▸ Exercise brief
For the word "placeholder", determine how many lines of the entries below contain it, and give only that number.

▸ Source data

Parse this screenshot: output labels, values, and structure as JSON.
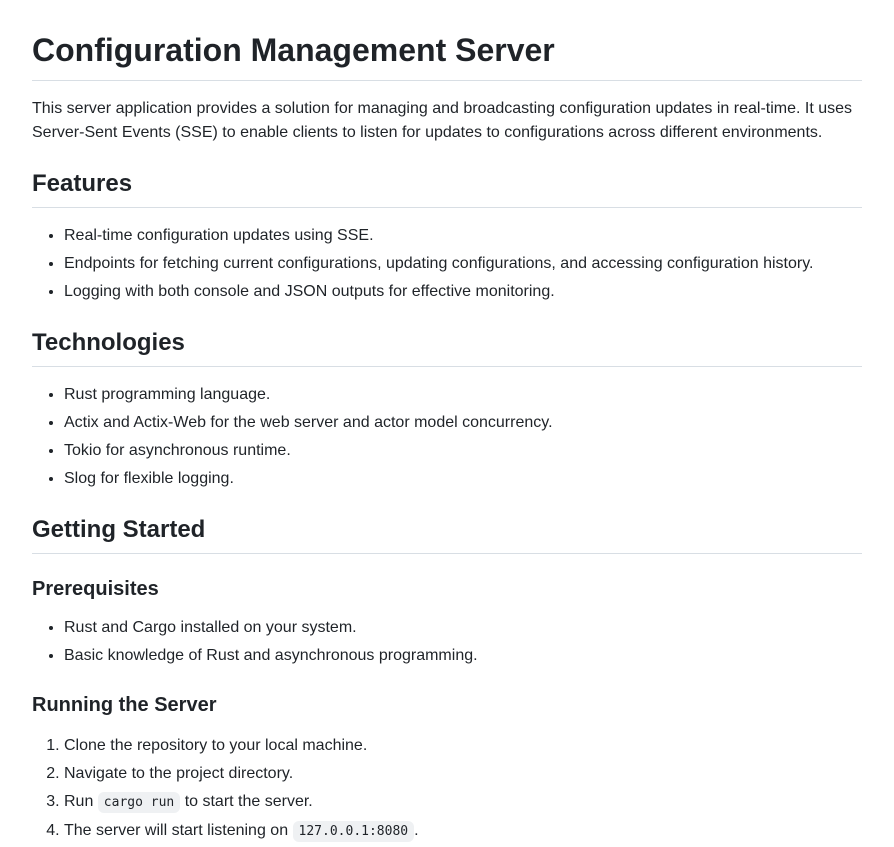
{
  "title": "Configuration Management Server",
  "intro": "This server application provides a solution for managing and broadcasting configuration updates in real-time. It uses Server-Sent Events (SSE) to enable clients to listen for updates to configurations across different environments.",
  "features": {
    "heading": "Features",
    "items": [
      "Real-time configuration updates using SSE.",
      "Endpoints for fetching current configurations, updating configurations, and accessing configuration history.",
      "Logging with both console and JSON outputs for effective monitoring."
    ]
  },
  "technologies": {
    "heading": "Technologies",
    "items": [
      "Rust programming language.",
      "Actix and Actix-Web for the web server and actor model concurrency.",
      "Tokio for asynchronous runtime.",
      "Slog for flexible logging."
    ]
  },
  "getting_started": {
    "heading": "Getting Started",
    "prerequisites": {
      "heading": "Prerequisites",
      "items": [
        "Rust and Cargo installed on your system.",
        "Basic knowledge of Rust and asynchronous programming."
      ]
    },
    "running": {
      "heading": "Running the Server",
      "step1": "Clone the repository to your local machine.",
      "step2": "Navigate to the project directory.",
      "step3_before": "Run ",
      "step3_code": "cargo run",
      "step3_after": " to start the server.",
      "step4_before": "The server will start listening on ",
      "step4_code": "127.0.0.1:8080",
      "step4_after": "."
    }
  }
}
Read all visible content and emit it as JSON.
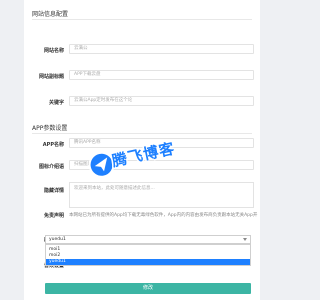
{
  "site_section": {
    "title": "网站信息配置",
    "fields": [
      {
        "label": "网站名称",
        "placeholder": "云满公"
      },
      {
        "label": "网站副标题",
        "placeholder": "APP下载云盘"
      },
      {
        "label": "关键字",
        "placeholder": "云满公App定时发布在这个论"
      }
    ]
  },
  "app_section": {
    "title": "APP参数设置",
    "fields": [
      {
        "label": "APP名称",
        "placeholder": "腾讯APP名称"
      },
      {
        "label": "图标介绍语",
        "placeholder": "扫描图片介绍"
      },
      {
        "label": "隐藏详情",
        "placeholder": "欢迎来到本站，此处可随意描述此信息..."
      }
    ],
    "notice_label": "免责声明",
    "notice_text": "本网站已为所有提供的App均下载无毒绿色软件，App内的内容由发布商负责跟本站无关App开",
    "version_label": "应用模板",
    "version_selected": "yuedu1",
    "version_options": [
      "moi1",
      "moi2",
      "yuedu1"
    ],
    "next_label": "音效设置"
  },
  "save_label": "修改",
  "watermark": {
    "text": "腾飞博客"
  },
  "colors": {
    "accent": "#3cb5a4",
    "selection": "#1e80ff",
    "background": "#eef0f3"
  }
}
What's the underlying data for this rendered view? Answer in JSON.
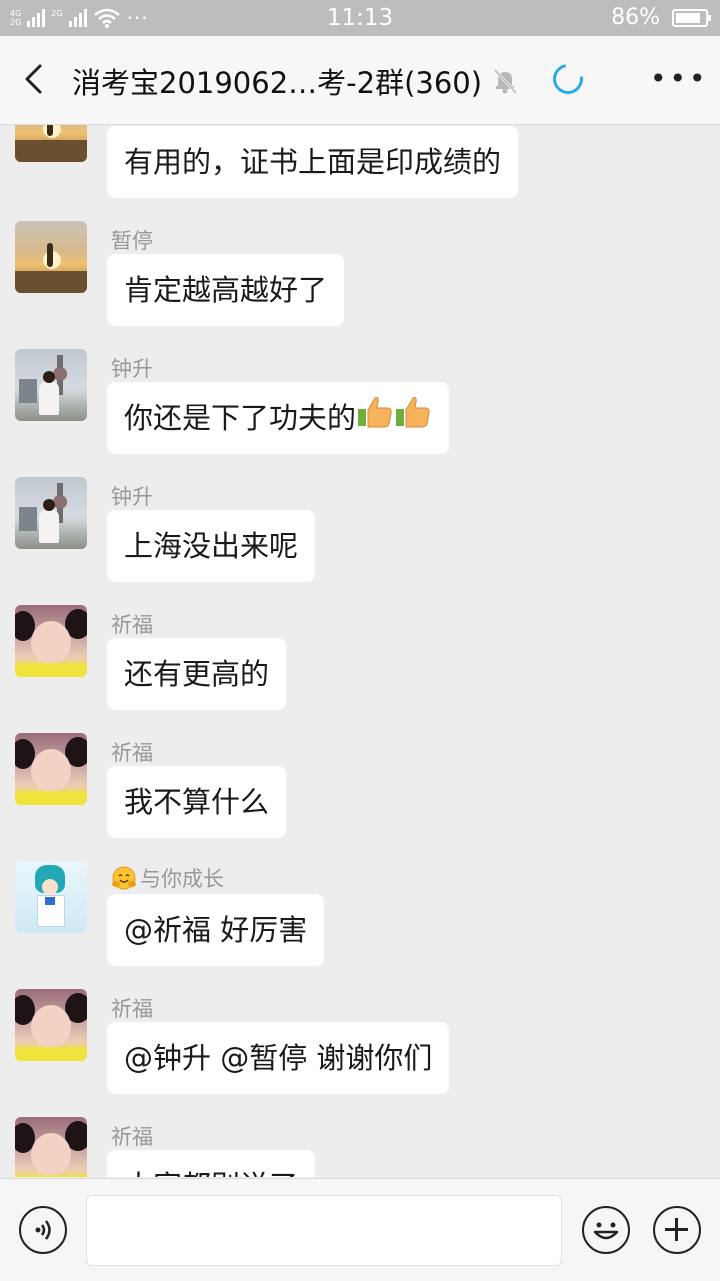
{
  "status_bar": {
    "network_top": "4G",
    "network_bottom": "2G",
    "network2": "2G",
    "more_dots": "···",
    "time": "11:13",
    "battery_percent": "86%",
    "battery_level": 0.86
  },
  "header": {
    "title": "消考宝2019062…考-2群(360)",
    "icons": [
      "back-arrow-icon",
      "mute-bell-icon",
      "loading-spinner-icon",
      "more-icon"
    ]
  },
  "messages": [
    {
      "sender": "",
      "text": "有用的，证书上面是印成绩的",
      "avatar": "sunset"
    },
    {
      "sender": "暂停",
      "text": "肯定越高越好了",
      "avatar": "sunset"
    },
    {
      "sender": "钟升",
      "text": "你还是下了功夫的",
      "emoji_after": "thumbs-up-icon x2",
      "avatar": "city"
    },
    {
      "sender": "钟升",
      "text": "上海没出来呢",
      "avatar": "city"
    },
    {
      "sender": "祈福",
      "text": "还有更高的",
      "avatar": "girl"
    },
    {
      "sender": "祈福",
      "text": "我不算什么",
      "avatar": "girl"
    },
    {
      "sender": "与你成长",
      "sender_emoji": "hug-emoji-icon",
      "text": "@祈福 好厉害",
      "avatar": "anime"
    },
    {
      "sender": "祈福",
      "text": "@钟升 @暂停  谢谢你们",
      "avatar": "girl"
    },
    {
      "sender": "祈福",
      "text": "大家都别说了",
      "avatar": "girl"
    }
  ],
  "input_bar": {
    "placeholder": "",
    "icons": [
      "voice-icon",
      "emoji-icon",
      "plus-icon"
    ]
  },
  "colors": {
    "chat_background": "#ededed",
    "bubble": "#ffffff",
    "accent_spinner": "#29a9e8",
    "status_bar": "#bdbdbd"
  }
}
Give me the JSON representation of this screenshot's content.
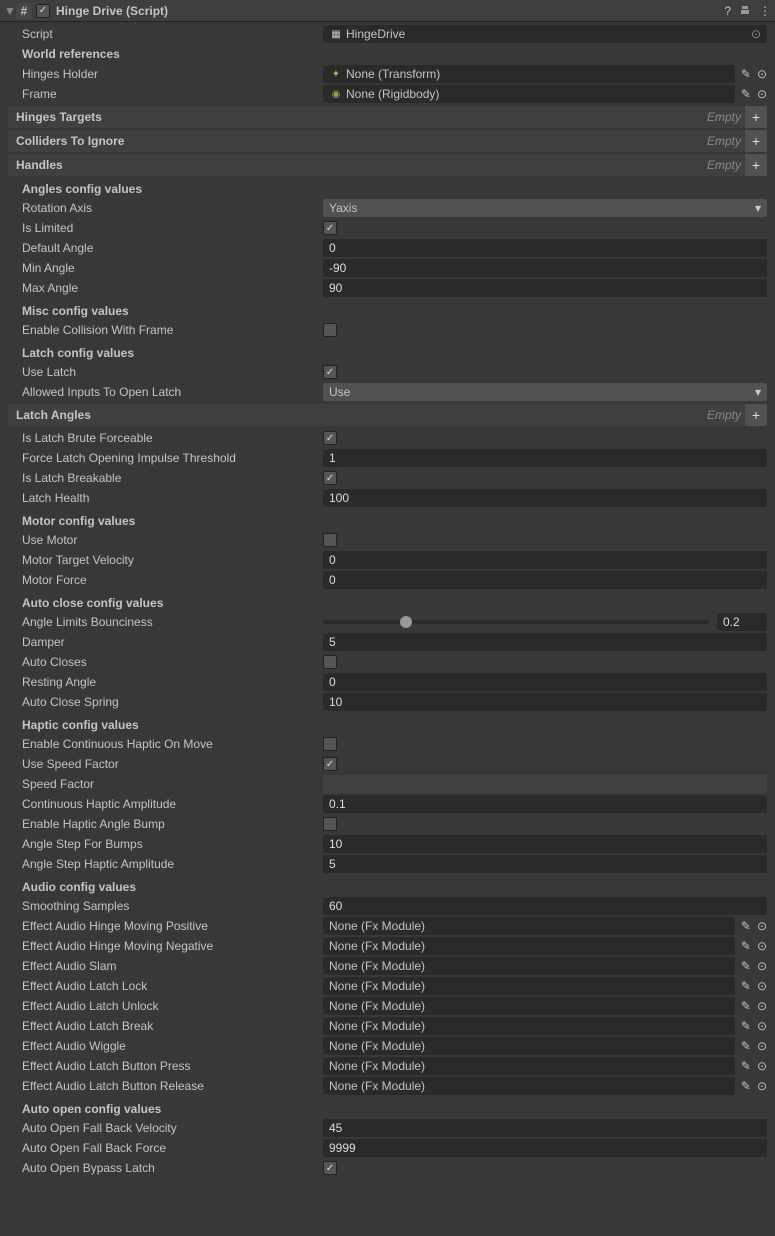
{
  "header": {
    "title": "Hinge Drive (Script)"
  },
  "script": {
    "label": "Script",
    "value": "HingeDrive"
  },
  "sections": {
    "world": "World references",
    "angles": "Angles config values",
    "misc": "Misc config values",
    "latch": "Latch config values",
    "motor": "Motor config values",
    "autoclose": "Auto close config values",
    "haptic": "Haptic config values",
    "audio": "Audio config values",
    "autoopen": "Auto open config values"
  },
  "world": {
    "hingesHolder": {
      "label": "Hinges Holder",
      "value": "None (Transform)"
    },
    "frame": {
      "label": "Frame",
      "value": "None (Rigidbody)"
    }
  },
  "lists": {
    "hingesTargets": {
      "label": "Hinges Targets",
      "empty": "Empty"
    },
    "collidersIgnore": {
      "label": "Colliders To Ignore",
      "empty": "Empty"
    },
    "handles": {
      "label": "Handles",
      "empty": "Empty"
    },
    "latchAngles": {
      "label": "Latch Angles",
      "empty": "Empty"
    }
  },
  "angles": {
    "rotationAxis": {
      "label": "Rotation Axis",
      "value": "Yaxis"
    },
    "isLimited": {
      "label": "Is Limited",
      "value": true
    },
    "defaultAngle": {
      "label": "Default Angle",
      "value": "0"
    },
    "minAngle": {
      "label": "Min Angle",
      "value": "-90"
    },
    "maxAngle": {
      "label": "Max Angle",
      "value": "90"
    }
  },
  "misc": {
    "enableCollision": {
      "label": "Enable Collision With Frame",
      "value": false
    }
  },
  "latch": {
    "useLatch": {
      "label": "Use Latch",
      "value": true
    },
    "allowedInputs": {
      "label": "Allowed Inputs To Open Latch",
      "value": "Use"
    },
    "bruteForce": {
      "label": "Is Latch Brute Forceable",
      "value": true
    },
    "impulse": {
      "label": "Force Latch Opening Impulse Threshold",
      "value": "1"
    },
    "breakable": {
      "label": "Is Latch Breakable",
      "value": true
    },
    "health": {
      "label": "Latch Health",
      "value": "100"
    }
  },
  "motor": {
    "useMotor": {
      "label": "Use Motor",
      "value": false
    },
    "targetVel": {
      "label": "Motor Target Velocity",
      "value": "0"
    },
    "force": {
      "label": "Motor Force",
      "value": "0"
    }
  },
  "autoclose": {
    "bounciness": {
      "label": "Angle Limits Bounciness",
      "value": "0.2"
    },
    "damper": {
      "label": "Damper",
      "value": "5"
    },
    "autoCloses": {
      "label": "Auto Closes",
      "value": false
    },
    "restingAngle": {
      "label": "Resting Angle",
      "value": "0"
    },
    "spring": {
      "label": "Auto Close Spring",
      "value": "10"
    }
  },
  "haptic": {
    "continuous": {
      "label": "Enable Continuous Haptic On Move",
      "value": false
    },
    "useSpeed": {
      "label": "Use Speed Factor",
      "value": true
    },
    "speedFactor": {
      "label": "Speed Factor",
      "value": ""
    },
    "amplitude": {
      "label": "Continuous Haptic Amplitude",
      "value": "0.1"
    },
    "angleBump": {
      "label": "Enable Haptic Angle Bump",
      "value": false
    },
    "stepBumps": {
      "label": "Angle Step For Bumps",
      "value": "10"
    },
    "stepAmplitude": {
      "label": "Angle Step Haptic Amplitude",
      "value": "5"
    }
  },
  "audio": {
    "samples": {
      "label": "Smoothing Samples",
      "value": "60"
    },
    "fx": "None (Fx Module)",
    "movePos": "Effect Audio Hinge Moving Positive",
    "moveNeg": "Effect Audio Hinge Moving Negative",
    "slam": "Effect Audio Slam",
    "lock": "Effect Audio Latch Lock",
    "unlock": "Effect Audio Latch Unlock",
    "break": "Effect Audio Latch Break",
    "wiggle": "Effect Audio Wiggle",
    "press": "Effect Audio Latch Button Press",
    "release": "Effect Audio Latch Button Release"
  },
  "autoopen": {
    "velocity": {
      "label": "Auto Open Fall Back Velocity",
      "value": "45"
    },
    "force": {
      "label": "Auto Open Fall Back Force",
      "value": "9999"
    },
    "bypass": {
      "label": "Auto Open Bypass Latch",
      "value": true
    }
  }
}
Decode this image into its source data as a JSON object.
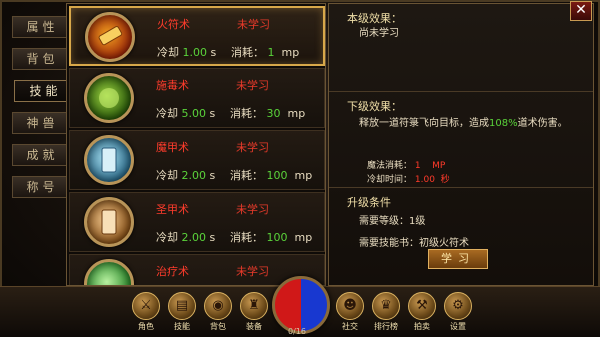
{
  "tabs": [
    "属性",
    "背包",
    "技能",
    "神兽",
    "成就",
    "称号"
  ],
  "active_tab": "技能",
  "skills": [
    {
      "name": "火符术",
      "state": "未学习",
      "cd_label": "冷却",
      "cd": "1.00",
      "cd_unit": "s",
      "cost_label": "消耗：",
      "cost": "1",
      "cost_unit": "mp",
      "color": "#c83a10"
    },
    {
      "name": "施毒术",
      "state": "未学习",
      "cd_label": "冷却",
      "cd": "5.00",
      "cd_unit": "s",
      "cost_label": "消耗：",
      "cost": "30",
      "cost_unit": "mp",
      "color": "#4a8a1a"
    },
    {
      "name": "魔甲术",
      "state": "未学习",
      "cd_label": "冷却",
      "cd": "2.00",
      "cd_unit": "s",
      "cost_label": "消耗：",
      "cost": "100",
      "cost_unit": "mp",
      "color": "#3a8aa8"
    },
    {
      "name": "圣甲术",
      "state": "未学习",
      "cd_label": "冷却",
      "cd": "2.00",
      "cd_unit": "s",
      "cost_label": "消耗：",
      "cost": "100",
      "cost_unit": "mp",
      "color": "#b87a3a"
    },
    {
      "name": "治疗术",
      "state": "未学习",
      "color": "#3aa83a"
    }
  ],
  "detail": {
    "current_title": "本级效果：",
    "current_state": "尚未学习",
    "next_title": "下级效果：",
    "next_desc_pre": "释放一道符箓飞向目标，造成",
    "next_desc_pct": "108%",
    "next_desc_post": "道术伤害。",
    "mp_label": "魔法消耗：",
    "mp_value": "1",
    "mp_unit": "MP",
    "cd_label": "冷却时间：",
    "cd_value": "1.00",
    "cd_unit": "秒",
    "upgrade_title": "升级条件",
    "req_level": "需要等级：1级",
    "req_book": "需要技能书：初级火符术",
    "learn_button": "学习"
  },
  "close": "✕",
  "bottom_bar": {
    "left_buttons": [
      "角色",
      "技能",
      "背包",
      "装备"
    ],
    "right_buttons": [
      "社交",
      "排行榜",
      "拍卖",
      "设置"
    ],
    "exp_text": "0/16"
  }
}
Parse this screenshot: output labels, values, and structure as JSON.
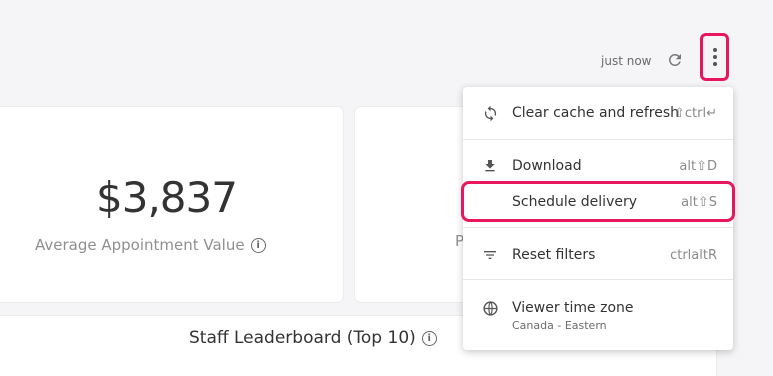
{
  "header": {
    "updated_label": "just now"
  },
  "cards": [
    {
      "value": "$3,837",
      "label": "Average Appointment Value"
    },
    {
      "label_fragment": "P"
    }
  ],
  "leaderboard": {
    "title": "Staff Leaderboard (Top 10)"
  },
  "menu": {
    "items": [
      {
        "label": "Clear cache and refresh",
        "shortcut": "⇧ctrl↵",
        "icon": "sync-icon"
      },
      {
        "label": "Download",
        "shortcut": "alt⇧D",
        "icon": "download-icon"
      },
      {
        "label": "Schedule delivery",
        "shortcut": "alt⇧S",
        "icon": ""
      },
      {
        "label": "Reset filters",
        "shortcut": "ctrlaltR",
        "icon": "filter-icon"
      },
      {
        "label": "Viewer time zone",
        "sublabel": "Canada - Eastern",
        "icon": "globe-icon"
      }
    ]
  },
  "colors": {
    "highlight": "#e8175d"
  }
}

▸ Solved exercise
7